— DIRECTIONS —
Your reply should hold only the lines from the records below where "features" occurs.

Start of GIVEN DATA

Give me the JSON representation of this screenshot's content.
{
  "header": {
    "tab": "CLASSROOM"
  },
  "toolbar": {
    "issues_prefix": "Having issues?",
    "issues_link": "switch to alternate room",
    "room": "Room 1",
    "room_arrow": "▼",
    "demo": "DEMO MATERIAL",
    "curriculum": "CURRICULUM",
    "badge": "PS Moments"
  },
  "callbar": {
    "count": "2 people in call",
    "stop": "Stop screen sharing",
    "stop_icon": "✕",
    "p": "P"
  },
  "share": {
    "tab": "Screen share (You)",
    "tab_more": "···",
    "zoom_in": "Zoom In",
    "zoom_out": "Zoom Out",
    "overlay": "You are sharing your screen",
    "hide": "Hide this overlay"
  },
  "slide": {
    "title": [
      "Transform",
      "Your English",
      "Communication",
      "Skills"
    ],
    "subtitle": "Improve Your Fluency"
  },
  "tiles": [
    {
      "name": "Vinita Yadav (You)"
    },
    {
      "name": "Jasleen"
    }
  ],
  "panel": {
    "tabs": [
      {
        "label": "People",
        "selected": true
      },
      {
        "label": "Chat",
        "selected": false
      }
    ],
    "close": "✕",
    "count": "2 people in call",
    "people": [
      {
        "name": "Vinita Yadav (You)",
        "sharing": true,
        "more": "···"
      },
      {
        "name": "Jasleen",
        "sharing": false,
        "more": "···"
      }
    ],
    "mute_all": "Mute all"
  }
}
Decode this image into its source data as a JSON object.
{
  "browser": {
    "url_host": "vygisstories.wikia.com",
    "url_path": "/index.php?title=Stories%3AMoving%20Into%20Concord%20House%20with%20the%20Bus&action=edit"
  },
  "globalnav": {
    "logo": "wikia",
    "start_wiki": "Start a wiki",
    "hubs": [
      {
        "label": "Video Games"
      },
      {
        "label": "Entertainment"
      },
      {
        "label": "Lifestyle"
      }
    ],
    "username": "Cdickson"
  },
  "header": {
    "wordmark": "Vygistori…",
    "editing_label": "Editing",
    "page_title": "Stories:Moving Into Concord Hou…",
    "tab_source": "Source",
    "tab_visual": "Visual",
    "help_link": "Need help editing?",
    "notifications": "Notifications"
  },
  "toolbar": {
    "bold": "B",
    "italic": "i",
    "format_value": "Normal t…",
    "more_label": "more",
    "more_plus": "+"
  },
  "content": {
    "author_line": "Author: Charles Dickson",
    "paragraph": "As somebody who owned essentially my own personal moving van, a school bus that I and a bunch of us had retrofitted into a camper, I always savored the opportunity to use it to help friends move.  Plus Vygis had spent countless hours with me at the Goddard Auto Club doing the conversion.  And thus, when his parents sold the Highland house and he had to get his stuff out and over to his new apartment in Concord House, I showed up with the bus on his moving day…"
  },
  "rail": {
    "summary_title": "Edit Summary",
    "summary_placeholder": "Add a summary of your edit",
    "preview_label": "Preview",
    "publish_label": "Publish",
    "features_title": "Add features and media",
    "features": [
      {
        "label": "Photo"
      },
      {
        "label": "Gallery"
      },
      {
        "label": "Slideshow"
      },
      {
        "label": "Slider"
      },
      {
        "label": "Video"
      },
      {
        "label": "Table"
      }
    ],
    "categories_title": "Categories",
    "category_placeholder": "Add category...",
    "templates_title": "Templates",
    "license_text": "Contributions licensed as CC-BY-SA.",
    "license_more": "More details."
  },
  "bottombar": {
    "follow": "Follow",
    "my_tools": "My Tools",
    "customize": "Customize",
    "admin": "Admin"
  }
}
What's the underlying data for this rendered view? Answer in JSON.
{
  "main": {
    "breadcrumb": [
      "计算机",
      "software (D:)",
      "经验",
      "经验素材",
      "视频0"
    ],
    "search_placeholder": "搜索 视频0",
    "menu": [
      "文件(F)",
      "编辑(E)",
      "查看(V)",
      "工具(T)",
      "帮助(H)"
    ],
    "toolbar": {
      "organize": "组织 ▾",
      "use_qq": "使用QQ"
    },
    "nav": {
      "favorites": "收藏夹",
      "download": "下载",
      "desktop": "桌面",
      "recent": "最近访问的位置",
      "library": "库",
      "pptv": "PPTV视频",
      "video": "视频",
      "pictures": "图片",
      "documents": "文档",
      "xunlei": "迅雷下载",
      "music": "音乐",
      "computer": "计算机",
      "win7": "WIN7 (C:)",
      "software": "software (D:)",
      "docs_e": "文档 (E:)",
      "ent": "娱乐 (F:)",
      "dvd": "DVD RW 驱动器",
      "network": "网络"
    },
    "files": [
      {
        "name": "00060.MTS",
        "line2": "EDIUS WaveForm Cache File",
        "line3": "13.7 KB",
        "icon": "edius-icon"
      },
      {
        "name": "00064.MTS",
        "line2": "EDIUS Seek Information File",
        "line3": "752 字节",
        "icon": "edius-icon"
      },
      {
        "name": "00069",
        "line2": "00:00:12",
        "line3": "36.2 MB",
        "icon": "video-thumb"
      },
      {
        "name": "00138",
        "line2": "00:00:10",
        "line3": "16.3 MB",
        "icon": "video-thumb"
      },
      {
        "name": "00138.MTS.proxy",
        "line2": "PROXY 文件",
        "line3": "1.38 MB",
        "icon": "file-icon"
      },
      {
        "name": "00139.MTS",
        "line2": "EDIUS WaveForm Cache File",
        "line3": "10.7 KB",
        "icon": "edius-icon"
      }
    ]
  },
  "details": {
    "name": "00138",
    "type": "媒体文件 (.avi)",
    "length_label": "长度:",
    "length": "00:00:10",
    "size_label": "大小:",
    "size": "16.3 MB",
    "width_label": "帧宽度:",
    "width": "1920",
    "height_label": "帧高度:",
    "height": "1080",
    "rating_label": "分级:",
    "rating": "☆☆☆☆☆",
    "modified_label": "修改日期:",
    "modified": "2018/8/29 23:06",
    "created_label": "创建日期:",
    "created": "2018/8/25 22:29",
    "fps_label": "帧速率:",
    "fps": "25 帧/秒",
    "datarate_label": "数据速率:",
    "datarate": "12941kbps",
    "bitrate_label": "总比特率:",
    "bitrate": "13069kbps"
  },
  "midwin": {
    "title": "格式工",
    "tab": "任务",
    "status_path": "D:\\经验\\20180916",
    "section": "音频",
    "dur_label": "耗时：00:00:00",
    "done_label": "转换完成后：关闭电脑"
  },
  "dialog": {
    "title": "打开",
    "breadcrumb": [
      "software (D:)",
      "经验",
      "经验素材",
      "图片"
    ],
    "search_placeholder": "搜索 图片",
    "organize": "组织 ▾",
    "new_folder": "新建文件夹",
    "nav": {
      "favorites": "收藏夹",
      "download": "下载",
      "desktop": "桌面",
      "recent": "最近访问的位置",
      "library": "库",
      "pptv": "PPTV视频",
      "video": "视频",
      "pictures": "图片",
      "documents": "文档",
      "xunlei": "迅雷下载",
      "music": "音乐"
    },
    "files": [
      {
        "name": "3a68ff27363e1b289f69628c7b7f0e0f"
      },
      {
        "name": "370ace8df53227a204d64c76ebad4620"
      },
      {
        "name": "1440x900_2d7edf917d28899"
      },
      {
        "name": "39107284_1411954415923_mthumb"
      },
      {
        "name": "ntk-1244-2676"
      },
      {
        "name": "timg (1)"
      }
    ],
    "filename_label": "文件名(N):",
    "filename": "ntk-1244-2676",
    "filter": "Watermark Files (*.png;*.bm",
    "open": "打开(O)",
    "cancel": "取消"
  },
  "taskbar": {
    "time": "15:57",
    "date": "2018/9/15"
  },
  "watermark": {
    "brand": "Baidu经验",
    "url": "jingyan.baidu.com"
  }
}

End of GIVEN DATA
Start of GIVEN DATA

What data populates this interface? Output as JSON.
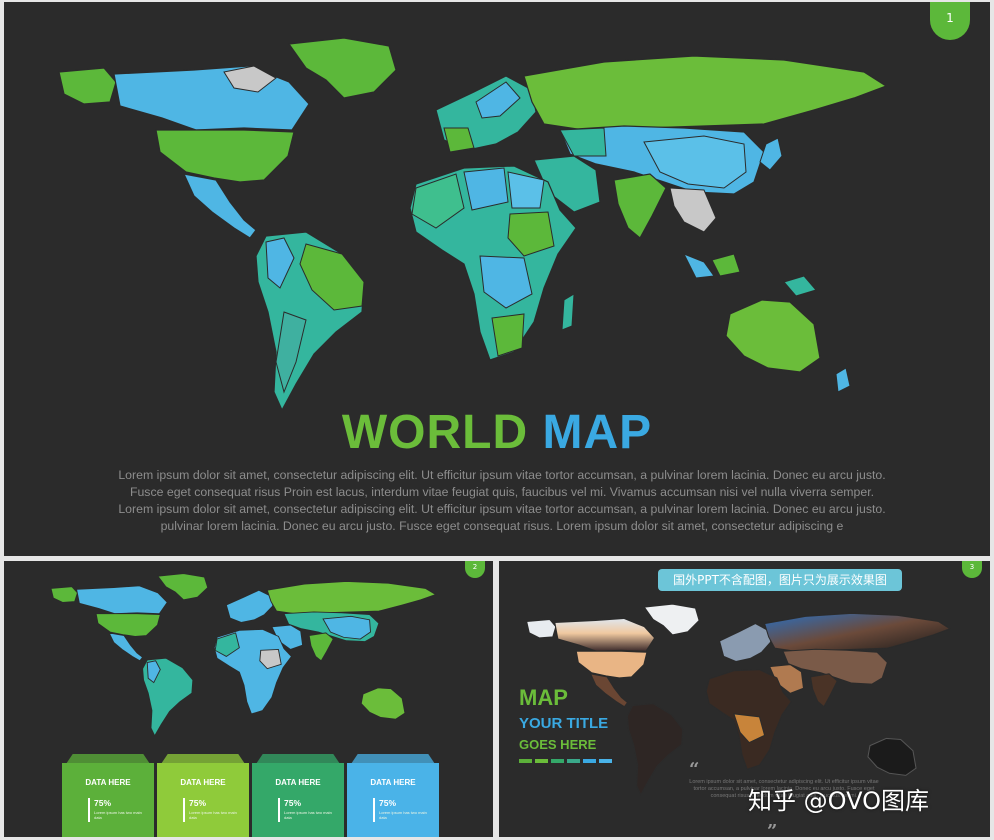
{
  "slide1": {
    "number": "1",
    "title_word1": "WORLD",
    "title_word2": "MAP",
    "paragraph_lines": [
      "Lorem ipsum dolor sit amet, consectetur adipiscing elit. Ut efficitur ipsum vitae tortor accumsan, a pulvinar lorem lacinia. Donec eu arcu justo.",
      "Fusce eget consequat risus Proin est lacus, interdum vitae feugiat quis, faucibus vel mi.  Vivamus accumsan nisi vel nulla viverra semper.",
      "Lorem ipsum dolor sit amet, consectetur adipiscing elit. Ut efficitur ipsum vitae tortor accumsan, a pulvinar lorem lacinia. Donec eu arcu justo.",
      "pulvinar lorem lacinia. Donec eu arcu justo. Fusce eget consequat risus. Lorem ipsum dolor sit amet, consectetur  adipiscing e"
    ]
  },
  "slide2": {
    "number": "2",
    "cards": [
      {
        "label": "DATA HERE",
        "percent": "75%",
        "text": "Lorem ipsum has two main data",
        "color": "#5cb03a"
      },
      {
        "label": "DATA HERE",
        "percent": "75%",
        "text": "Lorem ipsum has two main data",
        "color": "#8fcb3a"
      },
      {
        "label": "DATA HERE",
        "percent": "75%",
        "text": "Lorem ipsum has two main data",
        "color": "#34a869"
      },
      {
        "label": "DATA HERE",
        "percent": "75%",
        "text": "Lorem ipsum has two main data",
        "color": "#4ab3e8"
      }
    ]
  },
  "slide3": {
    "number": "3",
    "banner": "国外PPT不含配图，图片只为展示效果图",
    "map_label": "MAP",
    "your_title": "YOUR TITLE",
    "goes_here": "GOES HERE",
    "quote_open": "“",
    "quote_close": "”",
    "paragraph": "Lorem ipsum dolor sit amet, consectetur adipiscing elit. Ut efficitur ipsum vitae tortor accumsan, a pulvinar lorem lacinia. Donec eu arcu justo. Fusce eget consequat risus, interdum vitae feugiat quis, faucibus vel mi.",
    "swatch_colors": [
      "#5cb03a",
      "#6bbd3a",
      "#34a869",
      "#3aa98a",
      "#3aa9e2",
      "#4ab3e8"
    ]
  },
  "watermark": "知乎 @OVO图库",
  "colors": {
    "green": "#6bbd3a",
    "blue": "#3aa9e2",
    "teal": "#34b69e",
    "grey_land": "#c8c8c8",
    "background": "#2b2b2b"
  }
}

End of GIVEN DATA

— TASK RESPONSE —
    "features_title": "Add features and media",
    "features": [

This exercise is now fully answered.